Anyway, this is not the point of this post.  What we want to talk about is the EVOLUTION of Argentine Tango; the very little of it that we’ve seen and come to understand as Tango dancers and lifelong dancers.

STICK YOUR BUTT OUT

Throughout our readings of blog posts and websites, we’ve often heard how women should NOT stick out their butts when they dance.  We’ve heard that women should stand straight with their pelvises directly under them – their backs should be so straight that they may even come into tummy contact with the man.  We do believe that this once was the expectation for women and yes, you can see it in many videos of the milongueras.  Take a look at this one and pay particular attention starting at 1minute 11 seconds where you’ll see Adela’s shoulders actually surpassing her back and butt:

We do want to clarify that we love the dancing in this video.  We are only trying to point out what we are talking about.

One of the ways Tango has evolved is the role that women play in the Tango partnership.  Although we understand that Tango has always involved the man taking care of and showcasing the woman, older videos seem to tell a different story.  It’s not that the woman wasn’t showcased or held dear, but rather that the man was the one who really knew how to dance and the woman was a by-product of the tango partnership.  Where there exceptions?  Of course.  Was it a rarity?  Absolutely.

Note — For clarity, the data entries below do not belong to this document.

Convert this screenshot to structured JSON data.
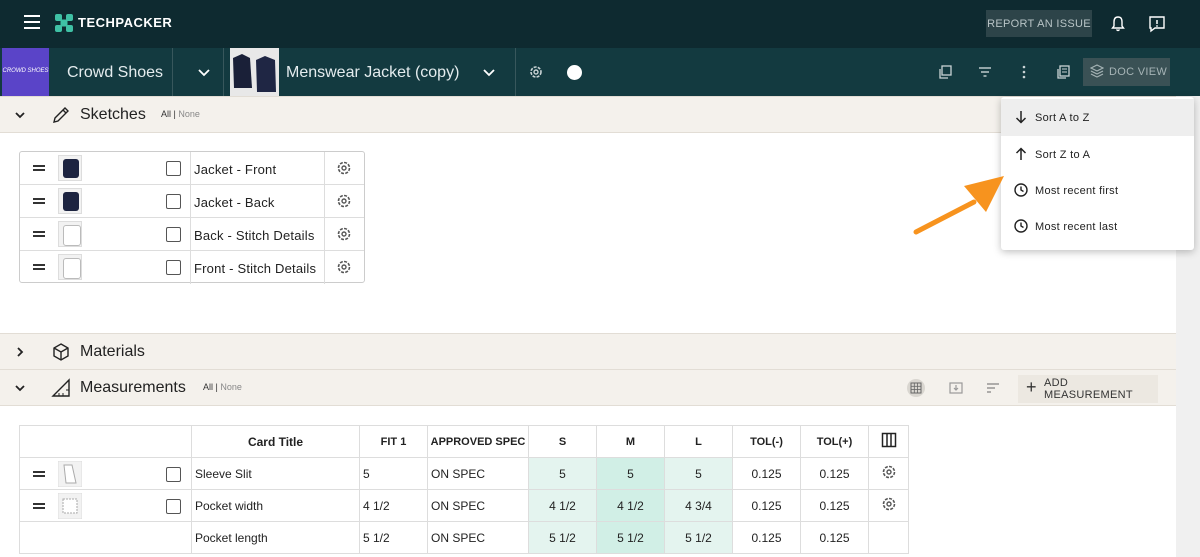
{
  "app": {
    "brand": "TECHPACKER",
    "report_issue": "REPORT AN ISSUE"
  },
  "subbar": {
    "brand_tile": "CROWD SHOES",
    "company": "Crowd Shoes",
    "product": "Menswear Jacket (copy)",
    "doc_view": "DOC VIEW"
  },
  "sections": {
    "sketches": {
      "title": "Sketches",
      "all": "All",
      "sep": " | ",
      "none": "None"
    },
    "materials": {
      "title": "Materials"
    },
    "measurements": {
      "title": "Measurements",
      "all": "All",
      "sep": " | ",
      "none": "None",
      "add_label": "ADD MEASUREMENT"
    }
  },
  "sketch_rows": [
    {
      "label": "Jacket - Front",
      "thumb": "dark"
    },
    {
      "label": "Jacket - Back",
      "thumb": "dark"
    },
    {
      "label": "Back - Stitch Details",
      "thumb": "light"
    },
    {
      "label": "Front - Stitch Details",
      "thumb": "light"
    }
  ],
  "measurements": {
    "headers": {
      "title": "Card Title",
      "fit1": "FIT 1",
      "approved": "APPROVED SPEC",
      "s": "S",
      "m": "M",
      "l": "L",
      "tol_minus": "TOL(-)",
      "tol_plus": "TOL(+)"
    },
    "rows": [
      {
        "title": "Sleeve Slit",
        "fit1": "5",
        "approved": "ON SPEC",
        "s": "5",
        "m": "5",
        "l": "5",
        "tol_minus": "0.125",
        "tol_plus": "0.125"
      },
      {
        "title": "Pocket width",
        "fit1": "4 1/2",
        "approved": "ON SPEC",
        "s": "4 1/2",
        "m": "4 1/2",
        "l": "4 3/4",
        "tol_minus": "0.125",
        "tol_plus": "0.125"
      },
      {
        "title": "Pocket length",
        "fit1": "5 1/2",
        "approved": "ON SPEC",
        "s": "5 1/2",
        "m": "5 1/2",
        "l": "5 1/2",
        "tol_minus": "0.125",
        "tol_plus": "0.125"
      }
    ]
  },
  "sort_menu": {
    "items": [
      {
        "label": "Sort A to Z",
        "icon": "arrow-down-icon"
      },
      {
        "label": "Sort Z to A",
        "icon": "arrow-up-icon"
      },
      {
        "label": "Most recent first",
        "icon": "clock-icon"
      },
      {
        "label": "Most recent last",
        "icon": "clock-icon"
      }
    ]
  },
  "colors": {
    "topbar": "#0e2a30",
    "subbar": "#133a40",
    "brand_tile": "#5a44c8",
    "accent_arrow": "#f7931e",
    "size_highlight": "#d1efe6"
  }
}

If it is so that men practiced with men, what about the women?  The level of dance for women, it seems, was not expected to be very high.  This doesn’t mean women couldn’t dance extremely well, but there was little focus on her technique.

Oh no.  That “evil” word: TECHNIQUE.  Technique, in our books, does not entail learning how to do adornments or “performing” with your legs.  Instead, technique provides different methods to ensure your body feels comfortable, is properly aligned for the dance, and as a cherry on top, looks good.

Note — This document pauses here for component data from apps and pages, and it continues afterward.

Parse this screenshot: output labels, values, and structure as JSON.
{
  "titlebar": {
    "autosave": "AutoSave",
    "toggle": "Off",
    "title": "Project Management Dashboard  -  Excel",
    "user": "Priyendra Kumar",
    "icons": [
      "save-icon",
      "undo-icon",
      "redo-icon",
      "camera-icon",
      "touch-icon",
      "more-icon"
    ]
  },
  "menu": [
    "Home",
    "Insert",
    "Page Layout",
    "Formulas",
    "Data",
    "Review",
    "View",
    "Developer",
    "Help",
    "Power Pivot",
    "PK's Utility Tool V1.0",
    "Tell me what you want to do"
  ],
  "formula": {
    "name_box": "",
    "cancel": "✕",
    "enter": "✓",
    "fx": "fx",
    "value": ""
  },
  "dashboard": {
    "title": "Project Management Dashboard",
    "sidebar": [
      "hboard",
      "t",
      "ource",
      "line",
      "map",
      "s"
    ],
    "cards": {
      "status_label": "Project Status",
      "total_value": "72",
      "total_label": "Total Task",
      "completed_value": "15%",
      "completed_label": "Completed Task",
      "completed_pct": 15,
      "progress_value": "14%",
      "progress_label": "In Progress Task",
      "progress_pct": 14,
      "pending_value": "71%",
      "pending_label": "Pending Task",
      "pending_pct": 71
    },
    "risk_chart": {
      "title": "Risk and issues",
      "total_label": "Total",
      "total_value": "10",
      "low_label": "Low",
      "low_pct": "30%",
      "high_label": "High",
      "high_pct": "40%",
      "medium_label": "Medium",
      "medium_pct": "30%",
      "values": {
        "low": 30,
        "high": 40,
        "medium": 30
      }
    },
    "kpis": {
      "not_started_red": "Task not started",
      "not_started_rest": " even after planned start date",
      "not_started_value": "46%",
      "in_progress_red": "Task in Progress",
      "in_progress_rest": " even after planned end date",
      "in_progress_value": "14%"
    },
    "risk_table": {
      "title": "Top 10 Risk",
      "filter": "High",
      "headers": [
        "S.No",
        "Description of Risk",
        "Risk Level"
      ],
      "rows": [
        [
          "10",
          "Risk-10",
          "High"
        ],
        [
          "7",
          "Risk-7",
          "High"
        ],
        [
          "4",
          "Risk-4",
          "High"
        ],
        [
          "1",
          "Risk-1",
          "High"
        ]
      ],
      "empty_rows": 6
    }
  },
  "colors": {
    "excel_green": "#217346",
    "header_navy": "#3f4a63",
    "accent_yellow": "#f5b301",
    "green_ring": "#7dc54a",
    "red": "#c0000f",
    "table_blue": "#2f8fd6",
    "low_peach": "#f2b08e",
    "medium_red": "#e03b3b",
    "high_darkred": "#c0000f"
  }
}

When women decided to take control of their role in the Tango partnership, this is when we believe Tango EVOLVED.  If a woman is interested in being on her own feet, maintaining her own axis, and providing space for the dance, then a woman will “stick out her butt”.  On a purely physical level, women have pelvises that naturally tilt in a position that causes their behinds to stick out slightly.  Secondly, putting this type of pelvic-tilting body onto a pair of high heels will create an increased tilt.  Therefore, asking a woman to flatten her back/behind is in fact asking her to do something completely unnatural for her body in that situation (if her body is “naturally” aligned to begin with – and many bodies are not “naturally” aligned).

So what does it mean to “stick out one’s butt”?  It does NOT mean arching your back or tilting your pelvis more than it naturally tilts.  What it does mean is pulling your hips back over your ankles so that the line from your hips to your ankles is perpendicular with the ground.  How else can a woman expect to maintain her own axis if this line is slanted towards her partner?

This idea was a huge “AHA” moment for K in Buenos Aires and combined with two other concepts (to follow) were groundbreaking for her.  To give you a hint, there are four concepts that most tangueras are taught which were all proven to be wrong for K in Buenos Aires.  The first one: don’t stick out your butt.  The second one: put your weight forward on the balls of your feet.  The third one: collect your feet/knees/thighs.  The fourth one: don’t move your hips.  All four… WRONG.  Or in other words: not beneficial to one’s dance if what you are seeking is a comfortable and efficient Tango.

Stay tuned…